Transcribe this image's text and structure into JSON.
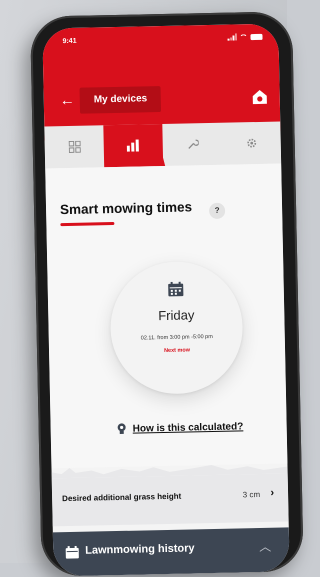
{
  "status": {
    "time": "9:41"
  },
  "header": {
    "title": "My devices"
  },
  "tabs": [
    {
      "name": "overview",
      "icon": "grid-icon"
    },
    {
      "name": "statistics",
      "icon": "bar-chart-icon",
      "active": true
    },
    {
      "name": "tools",
      "icon": "wrench-icon"
    },
    {
      "name": "settings",
      "icon": "gear-icon"
    }
  ],
  "section": {
    "title": "Smart mowing times",
    "help": "?"
  },
  "schedule": {
    "day": "Friday",
    "when": "02.11. from 3:00 pm -5:00 pm",
    "status": "Next mow"
  },
  "calc_link": "How is this calculated?",
  "grass": {
    "label": "Desired additional grass height",
    "value": "3 cm"
  },
  "history": {
    "label": "Lawnmowing history"
  },
  "colors": {
    "brand_red": "#d8101c",
    "dark_bar": "#3d4653"
  }
}
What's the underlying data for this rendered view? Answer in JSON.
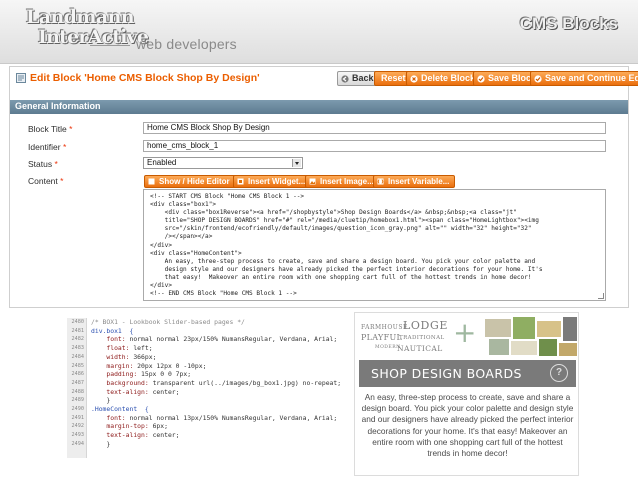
{
  "slide": {
    "logo_line1": "Landmann",
    "logo_line2": "InterActive",
    "tagline": "web developers",
    "title": "CMS Blocks"
  },
  "admin": {
    "page_title": "Edit Block 'Home CMS Block Shop By Design'",
    "buttons": {
      "back": "Back",
      "reset": "Reset",
      "delete": "Delete Block",
      "save": "Save Block",
      "save_continue": "Save and Continue Edit"
    },
    "section_title": "General Information",
    "fields": {
      "block_title_label": "Block Title",
      "block_title_value": "Home CMS Block Shop By Design",
      "identifier_label": "Identifier",
      "identifier_value": "home_cms_block_1",
      "status_label": "Status",
      "status_value": "Enabled",
      "content_label": "Content",
      "required_mark": "*"
    },
    "editor_buttons": {
      "toggle": "Show / Hide Editor",
      "widget": "Insert Widget...",
      "image": "Insert Image...",
      "variable": "Insert Variable..."
    },
    "content_lines": [
      "<!-- START CMS Block \"Home CMS Block 1 -->",
      "<div class=\"box1\">",
      "    <div class=\"box1Reverse\"><a href=\"/shopbystyle\">Shop Design Boards</a> &nbsp;&nbsp;<a class=\"jt\"",
      "    title=\"SHOP DESIGN BOARDS\" href=\"#\" rel=\"/media/cluetip/homebox1.html\"><span class=\"HomeLightbox\"><img",
      "    src=\"/skin/frontend/ecofriendly/default/images/question_icon_gray.png\" alt=\"\" width=\"32\" height=\"32\"",
      "    /></span></a>",
      "</div>",
      "<div class=\"HomeContent\">",
      "    An easy, three-step process to create, save and share a design board. You pick your color palette and",
      "    design style and our designers have already picked the perfect interior decorations for your home. It's",
      "    that easy!  Makeover an entire room with one shopping cart full of the hottest trends in home decor!",
      "</div>",
      "<!-- END CMS Block \"Home CMS Block 1 -->"
    ]
  },
  "css_code": {
    "line_numbers": [
      "2480",
      "2481",
      "2482",
      "2483",
      "2484",
      "2485",
      "2486",
      "2487",
      "2488",
      "2489",
      "2490",
      "2491",
      "2492",
      "2493",
      "2494"
    ],
    "lines": [
      {
        "kind": "comment",
        "text": "/* BOX1 - Lookbook Slider-based pages */"
      },
      {
        "kind": "selector",
        "text": "div.box1  {"
      },
      {
        "kind": "decl",
        "prop": "    font:",
        "val": " normal normal 23px/150% NumansRegular, Verdana, Arial;"
      },
      {
        "kind": "decl",
        "prop": "    float:",
        "val": " left;"
      },
      {
        "kind": "decl",
        "prop": "    width:",
        "val": " 366px;"
      },
      {
        "kind": "decl",
        "prop": "    margin:",
        "val": " 20px 12px 0 -10px;"
      },
      {
        "kind": "decl",
        "prop": "    padding:",
        "val": " 15px 0 0 7px;"
      },
      {
        "kind": "decl",
        "prop": "    background:",
        "val": " transparent url(../images/bg_box1.jpg) no-repeat;"
      },
      {
        "kind": "decl",
        "prop": "    text-align:",
        "val": " center;"
      },
      {
        "kind": "plain",
        "text": "    }"
      },
      {
        "kind": "selector",
        "text": ".HomeContent  {"
      },
      {
        "kind": "decl",
        "prop": "    font:",
        "val": " normal normal 13px/150% NumansRegular, Verdana, Arial;"
      },
      {
        "kind": "decl",
        "prop": "    margin-top:",
        "val": " 6px;"
      },
      {
        "kind": "decl",
        "prop": "    text-align:",
        "val": " center;"
      },
      {
        "kind": "plain",
        "text": "    }"
      }
    ]
  },
  "widget": {
    "style_words": {
      "farmhouse": "FARMHOUSE",
      "lodge": "LODGE",
      "playful": "PLAYFUL",
      "traditional": "TRADITIONAL",
      "modern": "MODERN",
      "nautical": "NAUTICAL"
    },
    "plus": "+",
    "band_title": "SHOP DESIGN BOARDS",
    "help_glyph": "?",
    "description": "An easy, three-step process to create, save and share a design board. You pick your color palette and design style and our designers have already picked the perfect interior decorations for your home. It's that easy! Makeover an entire room with one shopping cart full of the hottest trends in home decor!",
    "swatch_colors": [
      "#c9c3a9",
      "#8fae62",
      "#d7c289",
      "#7a7a7a",
      "#a9b7a0",
      "#e1dcc6",
      "#6f8f4b",
      "#c2a86a"
    ]
  },
  "colors": {
    "magento_orange": "#eb5e00",
    "section_bar": "#6b889c"
  }
}
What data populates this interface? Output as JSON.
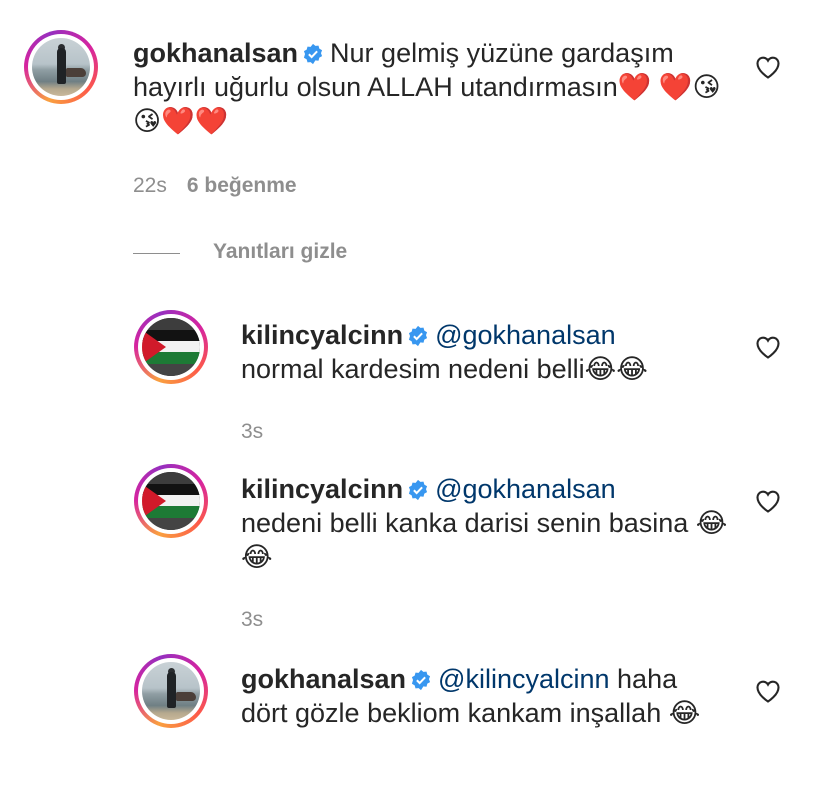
{
  "comments": [
    {
      "username": "gokhanalsan",
      "text": "Nur gelmiş yüzüne gardaşım hayırlı uğurlu olsun ALLAH utandırmasın❤️ ❤️😘😘❤️❤️",
      "time": "22s",
      "likes": "6 beğenme",
      "avatar": "lake-photo",
      "icon": "heart-outline"
    }
  ],
  "hide_replies_label": "Yanıtları gizle",
  "replies": [
    {
      "username": "kilincyalcinn",
      "mention": "@gokhanalsan",
      "text": "normal kardesim nedeni belli😂😂",
      "time": "3s",
      "avatar": "flag-photo"
    },
    {
      "username": "kilincyalcinn",
      "mention": "@gokhanalsan",
      "text": "nedeni belli kanka darisi senin basina 😂😂",
      "time": "3s",
      "avatar": "flag-photo"
    },
    {
      "username": "gokhanalsan",
      "mention": "@kilincyalcinn",
      "text": "haha dört gözle bekliom kankam inşallah 😂",
      "avatar": "lake-photo"
    }
  ],
  "colors": {
    "link": "#00376b",
    "muted": "#8e8e8e",
    "verified": "#3897f0"
  }
}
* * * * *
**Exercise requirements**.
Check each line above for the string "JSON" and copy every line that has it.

**Solved problem**.
Transcribe this image's text and structure into JSON.
What's the underlying data for this rendered view? Answer in JSON.
What data populates this interface? Output as JSON.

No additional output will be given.